Some critics have accused legal education reformers of wanting to banish theory and philosophy completely from law schools and send it to graduate schools. They have also criticized legal education reformers of wanting to eliminate the Socratic/casebook method and to prevent law professors from doing scholarship. None of this is true.
First, most legal education reformers do not object to the Socratic/casebook method when it is used properly. I believe that this method does develop thinking skills that practicing lawyers need. What we want is to add other teaching methods that education scholars have shown to be effective, such as experiential learning, problem-solving, teaching reasoning and skills explicitly, etc. These other approaches help students learn in ways that the Socratic/casebook method can’t.
For example, in teaching students a unit in a first-year class, why not adopt this approach? Start by giving a lecture that introduces the students to the topic. Next, discuss cases, using the Socratic method, to help the students understand the details of the topic. Finally, give the students problem-solving exercises to do over night then discuss them in class the next day.
Second, most reformers do not what to eliminate philosophy and theory classes from the curriculum. These classes give students thinking skills that they will need in practice. However, we think that students need more than just practice and theory.
Finally, legal education reformers do not want to eliminate scholarship from a professor’s job description. Reformers just want a better balance between teaching and scholarship. As Brian Tamanaha pointed out in a comment on the PrawfsBlawg, most reformers do esoteric scholarship in addition to their work on legal education.
3. Legal education reform will not create a great deal of new work for law professors.
Many critics of legal education reform are concerned about the new methods creating a much greater workload for law professors. It won’t. Publishers, like Carolina Academic Press and LexisNexis, have already issued casebooks and textbooks that contain what is needed to better educate our students. These books contain (in addition to cases) numerous short and long problem solving exercises, graphic organizers. professionalism materials, etc. Similarly, Educating Tomorrow’s Lawyers has numerous portfolios on its website, which show how other law professors have incorporated new ways of teaching into their courses. The materials are there; we just need to use them.

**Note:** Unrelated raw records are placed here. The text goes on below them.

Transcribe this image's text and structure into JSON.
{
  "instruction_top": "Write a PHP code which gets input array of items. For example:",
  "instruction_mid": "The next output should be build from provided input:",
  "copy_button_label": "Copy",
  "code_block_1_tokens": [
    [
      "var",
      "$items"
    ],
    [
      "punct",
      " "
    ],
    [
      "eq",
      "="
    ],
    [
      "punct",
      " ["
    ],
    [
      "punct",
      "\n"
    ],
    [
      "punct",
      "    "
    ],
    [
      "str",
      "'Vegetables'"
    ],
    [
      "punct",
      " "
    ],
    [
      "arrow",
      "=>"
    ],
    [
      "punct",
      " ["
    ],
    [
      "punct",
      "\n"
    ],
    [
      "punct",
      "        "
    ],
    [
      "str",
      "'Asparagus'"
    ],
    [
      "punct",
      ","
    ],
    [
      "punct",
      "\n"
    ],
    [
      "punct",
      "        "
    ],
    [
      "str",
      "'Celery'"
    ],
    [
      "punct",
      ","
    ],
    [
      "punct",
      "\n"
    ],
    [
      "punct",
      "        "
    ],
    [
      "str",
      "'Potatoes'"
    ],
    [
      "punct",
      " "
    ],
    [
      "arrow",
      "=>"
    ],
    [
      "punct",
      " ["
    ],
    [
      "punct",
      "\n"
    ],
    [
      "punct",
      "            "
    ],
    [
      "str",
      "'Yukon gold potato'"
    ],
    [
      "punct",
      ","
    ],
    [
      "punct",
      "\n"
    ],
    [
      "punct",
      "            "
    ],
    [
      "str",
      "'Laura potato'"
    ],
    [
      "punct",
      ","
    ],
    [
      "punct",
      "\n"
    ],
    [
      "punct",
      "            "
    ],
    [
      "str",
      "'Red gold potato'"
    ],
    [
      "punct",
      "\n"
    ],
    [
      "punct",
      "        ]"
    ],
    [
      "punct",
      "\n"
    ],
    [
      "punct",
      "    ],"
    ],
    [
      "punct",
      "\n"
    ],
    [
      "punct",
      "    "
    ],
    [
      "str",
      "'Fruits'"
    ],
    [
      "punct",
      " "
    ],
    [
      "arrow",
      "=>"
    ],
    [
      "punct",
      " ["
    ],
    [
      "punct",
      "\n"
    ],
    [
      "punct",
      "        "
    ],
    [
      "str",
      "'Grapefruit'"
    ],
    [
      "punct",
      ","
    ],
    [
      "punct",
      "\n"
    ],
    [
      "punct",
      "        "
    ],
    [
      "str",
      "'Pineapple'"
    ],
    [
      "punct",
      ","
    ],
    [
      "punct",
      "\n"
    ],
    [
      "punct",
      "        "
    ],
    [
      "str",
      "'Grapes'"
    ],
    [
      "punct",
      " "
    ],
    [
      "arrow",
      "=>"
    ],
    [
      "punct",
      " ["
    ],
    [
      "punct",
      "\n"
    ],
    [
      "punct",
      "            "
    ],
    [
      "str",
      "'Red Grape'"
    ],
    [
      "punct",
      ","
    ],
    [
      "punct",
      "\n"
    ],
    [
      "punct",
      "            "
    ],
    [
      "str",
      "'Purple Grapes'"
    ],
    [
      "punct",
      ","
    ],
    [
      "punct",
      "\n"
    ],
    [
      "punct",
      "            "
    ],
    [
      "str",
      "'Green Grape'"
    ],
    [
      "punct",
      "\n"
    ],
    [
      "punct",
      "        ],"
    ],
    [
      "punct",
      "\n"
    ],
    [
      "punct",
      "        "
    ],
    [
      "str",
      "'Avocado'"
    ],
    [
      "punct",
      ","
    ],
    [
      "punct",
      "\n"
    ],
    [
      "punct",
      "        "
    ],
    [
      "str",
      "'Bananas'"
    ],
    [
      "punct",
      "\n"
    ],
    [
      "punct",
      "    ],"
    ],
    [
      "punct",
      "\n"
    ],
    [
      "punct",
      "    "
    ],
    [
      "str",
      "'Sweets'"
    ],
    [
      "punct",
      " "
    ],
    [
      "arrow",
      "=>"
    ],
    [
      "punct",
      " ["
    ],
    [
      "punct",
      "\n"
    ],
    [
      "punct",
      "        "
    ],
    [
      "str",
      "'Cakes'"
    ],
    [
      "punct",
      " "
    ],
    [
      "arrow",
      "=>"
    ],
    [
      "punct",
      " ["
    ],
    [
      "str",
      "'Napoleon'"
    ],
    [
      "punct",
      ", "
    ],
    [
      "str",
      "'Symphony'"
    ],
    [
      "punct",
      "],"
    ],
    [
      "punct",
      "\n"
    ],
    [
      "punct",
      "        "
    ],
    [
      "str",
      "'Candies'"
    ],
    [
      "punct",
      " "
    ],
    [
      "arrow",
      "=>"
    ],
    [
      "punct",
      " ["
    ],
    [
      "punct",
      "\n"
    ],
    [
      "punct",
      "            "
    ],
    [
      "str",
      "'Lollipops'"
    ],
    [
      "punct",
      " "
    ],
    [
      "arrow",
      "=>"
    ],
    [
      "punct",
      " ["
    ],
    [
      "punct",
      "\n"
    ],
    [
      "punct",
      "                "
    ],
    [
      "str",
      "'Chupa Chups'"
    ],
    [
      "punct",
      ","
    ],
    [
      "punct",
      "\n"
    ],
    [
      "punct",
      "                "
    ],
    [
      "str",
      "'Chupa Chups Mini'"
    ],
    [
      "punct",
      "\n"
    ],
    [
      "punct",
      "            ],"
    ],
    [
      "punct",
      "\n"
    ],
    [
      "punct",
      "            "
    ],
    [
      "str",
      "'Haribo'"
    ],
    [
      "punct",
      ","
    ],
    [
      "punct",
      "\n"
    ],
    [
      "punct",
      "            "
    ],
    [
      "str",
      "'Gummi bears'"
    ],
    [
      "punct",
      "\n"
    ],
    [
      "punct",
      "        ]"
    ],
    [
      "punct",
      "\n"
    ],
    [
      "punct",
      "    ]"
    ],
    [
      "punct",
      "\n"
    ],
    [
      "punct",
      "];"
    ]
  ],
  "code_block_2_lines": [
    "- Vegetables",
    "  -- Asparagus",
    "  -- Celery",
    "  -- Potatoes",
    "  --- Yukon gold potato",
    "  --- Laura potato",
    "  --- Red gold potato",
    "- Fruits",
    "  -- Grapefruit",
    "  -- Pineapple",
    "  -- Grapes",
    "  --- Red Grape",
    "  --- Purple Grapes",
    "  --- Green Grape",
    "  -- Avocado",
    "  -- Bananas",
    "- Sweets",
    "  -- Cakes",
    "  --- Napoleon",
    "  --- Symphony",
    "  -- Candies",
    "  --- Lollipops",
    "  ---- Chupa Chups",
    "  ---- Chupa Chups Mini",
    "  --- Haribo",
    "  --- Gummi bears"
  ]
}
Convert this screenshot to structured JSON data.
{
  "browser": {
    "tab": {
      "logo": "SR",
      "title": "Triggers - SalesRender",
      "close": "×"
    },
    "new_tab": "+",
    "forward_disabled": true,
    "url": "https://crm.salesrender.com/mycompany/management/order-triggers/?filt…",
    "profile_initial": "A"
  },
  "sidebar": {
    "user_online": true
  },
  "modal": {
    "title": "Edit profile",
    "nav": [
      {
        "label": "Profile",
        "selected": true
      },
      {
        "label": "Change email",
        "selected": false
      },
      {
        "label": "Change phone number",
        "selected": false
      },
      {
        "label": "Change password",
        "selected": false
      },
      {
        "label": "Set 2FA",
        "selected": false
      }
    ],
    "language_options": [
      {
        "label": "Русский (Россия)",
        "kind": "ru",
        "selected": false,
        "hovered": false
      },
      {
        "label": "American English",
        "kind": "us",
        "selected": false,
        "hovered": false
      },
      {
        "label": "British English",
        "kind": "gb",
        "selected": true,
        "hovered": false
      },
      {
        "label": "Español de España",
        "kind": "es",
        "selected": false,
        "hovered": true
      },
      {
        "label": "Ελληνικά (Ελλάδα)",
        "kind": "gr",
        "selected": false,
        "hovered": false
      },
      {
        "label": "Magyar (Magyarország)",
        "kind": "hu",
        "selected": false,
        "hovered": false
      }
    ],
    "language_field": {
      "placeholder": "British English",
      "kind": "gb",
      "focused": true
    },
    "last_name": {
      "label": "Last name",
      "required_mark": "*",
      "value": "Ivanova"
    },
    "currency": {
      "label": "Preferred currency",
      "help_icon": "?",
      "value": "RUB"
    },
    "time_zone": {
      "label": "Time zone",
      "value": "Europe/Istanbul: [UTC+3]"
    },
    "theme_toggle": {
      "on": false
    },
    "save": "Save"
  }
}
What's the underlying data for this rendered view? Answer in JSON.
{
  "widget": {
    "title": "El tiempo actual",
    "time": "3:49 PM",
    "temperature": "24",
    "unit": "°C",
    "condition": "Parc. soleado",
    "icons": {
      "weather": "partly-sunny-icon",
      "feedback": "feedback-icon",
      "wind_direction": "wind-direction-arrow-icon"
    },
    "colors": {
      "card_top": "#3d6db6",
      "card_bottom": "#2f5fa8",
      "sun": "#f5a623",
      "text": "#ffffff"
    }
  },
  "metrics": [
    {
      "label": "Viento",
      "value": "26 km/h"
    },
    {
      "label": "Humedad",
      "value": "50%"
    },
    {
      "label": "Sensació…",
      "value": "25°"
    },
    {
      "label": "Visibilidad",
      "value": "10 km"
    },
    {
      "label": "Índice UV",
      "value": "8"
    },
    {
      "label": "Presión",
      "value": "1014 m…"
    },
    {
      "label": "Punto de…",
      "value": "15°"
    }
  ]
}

I hope I have achieved my purpose of clarifying what legal education reform is and is not about. In discussing this topic, we need to focus on what is at issue, not at strawmen.
February 17, 2013 | Permalink
Interesting isn't it that it took a massive crisis to finally give the legal education reform effort some traction. Problem is, it is a bit too late.
Market forces have taken over and as long as intelligent students refuse to apply to law schools (and all indications are that they will continue to refuse to apply until there is a significant uptick in hiring--when's that going to happen?) then some major shifting of resources and personnel is coming.
Obscene tuitions are part of the problem--they definitely make law school unattractive to many. But lack of job at graduation is the bigger concern. Students wouldn't complain much about high tuitions if they could get decent paying jobs upon graduation that allowed them to service their loans and live an o.k. lifestyle (v. living in poverty). Legal education reforms do not get at this underlying problem--they cannot and will not create jobs out of thin air. The legal profession is already in massive flux (outsourcing, downsourcing, etc.). A little legal education reform voodoo is not going to fix that.
Brace yourselves. Law school closures, faculty/staff layoffs, significant cuts in faculty salary, etc., are on the way. It's a much smaller pie going forward and many folks are about to get elbowed out. Many times, often times actually, significant reform does not come from within...
Posted by: legal education reform voodoo | Feb 18, 2013 3:41:03 PM